(Extracted data Opens)
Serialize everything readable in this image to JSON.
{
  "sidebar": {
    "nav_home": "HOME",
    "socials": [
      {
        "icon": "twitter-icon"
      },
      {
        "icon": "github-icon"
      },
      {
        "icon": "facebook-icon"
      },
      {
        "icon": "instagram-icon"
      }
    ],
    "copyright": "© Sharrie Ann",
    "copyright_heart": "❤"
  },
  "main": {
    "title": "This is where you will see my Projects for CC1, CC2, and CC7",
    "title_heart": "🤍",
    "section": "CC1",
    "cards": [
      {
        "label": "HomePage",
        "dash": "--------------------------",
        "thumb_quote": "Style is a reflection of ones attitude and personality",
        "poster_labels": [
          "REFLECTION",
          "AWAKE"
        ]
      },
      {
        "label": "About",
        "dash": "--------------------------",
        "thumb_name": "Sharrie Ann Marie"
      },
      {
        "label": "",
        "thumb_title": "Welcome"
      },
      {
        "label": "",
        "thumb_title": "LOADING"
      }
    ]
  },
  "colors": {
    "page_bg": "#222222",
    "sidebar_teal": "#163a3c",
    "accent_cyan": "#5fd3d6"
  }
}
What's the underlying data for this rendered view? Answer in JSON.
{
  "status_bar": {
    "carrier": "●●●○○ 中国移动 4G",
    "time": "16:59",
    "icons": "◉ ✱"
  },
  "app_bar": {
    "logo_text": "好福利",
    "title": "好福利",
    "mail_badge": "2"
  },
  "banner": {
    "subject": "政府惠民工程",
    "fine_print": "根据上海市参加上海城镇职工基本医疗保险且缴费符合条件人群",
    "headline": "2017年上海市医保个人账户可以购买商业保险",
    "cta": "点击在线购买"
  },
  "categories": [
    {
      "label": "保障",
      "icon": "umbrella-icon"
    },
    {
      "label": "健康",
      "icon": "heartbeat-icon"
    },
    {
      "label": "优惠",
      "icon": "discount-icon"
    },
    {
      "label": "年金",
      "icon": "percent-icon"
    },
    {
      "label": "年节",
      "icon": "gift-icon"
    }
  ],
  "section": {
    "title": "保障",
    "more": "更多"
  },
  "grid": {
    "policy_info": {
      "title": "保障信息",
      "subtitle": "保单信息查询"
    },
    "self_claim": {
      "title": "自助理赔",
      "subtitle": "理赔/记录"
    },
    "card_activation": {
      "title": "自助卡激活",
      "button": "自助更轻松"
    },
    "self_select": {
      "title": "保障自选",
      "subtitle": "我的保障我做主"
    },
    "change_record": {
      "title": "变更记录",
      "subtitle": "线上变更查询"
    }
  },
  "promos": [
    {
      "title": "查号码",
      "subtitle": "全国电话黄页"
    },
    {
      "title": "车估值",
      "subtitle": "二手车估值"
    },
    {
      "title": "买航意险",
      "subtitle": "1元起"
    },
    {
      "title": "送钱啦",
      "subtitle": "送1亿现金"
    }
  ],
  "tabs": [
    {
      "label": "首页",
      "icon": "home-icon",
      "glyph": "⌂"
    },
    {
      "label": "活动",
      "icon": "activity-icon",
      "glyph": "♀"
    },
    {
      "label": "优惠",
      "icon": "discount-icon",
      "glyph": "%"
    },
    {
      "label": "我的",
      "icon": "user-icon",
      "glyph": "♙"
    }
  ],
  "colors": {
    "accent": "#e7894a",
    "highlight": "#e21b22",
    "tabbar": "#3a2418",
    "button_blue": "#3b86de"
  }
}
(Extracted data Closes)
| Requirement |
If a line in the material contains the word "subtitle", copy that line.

| Completed task |
      "subtitle": "保单信息查询"
      "subtitle": "理赔/记录"
      "subtitle": "我的保障我做主"
      "subtitle": "线上变更查询"
      "subtitle": "全国电话黄页"
      "subtitle": "二手车估值"
      "subtitle": "1元起"
      "subtitle": "送1亿现金"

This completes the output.